However, there is a ‘flip’ side to this. The history of big-ticket acquisitions, particularly in the Indian context, is fraught with disquiet. Several such deals, unfortunately, have ended up in defaults on delivery of perceived value, leaving investors and shareholders disgruntled. Of course, the cross-border aspect of such deals further complicates issues, since extraneous factors that may affect the merged entity are relatively unknown, especially to the buyer. This, in turn, can potentially thwart the post-merger integration process, so essential to M&A deals nowadays.

Such integration issues need to be systematically handled up to the level of sub-issues, deconstructed to an infinitesimal, granular-level. Every detail, however minute, must be addressed with the aid of a well-laid-out methodology, including in respect of operational process, technology, people, management, balancing divergent interests and stakeholders, liaison with regulators, re-defining evaluation and governance frameworks, among others. Often, deals fail on account of ‘human’ issues – behavioural, cultural, ego-related, a resistance to change, closed-mindedness, inertia of past practices, or even buyers’ disposition to either impose or bend over backwards, both approaches being detrimental in the long-run. In the first 100 days post-closing, typically, a ‘Delivering Deal Value’ (DDV) team is introduced into the acclimatization environment, which, along with an appropriate Post-Merger Integration (PMI) team (affiliated to a consulting firm) may conduct change-management workshops, and town hall meetings geared towards open communication and quick announcements.

Nevertheless, such methods may be inadequate to achieve desired results, and accordingly, have their fair share of critics and sceptics, often hailing from the internal management. In addition, post-merger costs can exceed the initial budget, sometimes substantially so (going up as high as 10% of the deal value). Finally, deals may not be successful for other reasons, including on account of unsustainability or mismatch with projected outcome.

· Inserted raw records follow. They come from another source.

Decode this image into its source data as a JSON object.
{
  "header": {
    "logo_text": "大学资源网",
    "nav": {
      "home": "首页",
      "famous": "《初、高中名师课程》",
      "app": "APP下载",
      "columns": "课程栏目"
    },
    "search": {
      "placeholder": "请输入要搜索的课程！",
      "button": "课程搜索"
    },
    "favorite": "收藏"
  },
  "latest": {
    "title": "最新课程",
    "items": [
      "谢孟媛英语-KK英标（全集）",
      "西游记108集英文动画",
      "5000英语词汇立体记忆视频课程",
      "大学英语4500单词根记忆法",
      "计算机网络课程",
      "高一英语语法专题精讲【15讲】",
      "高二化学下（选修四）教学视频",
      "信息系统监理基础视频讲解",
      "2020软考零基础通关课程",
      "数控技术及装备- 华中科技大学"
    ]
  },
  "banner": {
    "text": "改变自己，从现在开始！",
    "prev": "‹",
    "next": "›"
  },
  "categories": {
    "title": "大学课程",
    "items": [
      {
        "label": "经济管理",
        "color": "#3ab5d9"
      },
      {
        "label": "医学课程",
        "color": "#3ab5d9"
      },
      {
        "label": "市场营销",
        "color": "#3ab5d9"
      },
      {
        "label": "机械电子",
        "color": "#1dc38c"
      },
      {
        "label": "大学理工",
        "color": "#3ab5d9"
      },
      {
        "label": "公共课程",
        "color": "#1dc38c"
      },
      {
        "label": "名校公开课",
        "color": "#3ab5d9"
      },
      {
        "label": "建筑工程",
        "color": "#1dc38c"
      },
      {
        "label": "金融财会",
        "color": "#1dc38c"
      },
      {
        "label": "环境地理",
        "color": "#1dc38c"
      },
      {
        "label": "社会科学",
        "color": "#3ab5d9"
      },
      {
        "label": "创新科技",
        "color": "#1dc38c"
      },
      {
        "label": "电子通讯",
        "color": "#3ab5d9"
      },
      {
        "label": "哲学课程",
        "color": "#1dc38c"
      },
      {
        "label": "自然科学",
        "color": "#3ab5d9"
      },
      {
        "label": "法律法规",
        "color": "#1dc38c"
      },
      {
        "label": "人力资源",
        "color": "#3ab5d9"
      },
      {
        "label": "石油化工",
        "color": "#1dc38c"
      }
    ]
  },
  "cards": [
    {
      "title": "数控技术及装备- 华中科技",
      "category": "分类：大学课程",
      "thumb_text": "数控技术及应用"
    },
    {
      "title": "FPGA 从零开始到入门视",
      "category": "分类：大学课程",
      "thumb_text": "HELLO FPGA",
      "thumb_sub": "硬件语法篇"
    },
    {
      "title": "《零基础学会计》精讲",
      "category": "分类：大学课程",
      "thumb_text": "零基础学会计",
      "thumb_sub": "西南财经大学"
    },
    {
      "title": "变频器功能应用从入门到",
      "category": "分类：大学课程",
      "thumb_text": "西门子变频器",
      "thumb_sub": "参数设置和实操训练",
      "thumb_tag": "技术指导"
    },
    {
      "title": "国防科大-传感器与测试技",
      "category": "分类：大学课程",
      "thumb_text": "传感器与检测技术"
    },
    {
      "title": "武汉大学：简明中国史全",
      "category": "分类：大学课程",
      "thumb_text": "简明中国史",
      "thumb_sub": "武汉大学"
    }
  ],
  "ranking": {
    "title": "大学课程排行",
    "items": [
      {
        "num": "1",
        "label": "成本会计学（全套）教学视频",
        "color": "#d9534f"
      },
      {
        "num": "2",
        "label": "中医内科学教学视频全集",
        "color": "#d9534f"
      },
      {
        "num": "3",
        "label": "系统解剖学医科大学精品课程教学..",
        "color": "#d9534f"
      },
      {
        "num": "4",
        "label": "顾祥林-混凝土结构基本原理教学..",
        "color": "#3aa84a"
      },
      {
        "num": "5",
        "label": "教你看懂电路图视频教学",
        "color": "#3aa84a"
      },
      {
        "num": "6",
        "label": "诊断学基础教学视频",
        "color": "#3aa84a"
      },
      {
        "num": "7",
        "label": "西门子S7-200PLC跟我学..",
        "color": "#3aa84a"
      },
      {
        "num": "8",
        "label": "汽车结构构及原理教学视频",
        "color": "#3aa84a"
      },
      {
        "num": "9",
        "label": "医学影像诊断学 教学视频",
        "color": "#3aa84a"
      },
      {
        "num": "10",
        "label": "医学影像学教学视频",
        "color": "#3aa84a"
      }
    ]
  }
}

The Walmart deal has various inherent complexities embedded in it – such as disparate operating frameworks, an unexplored new market, technological issues, etc., apart from the obvious pressure of handling the impatience and expectations of investors/shareholders. Still, being a young organization staffed with energetic minds, Flipkart likely won’t have legacy issues to deal with, and may be uniquely well-equipped to respond to dynamics and quick changes. One hopes this will be a fresh start to a bright new future.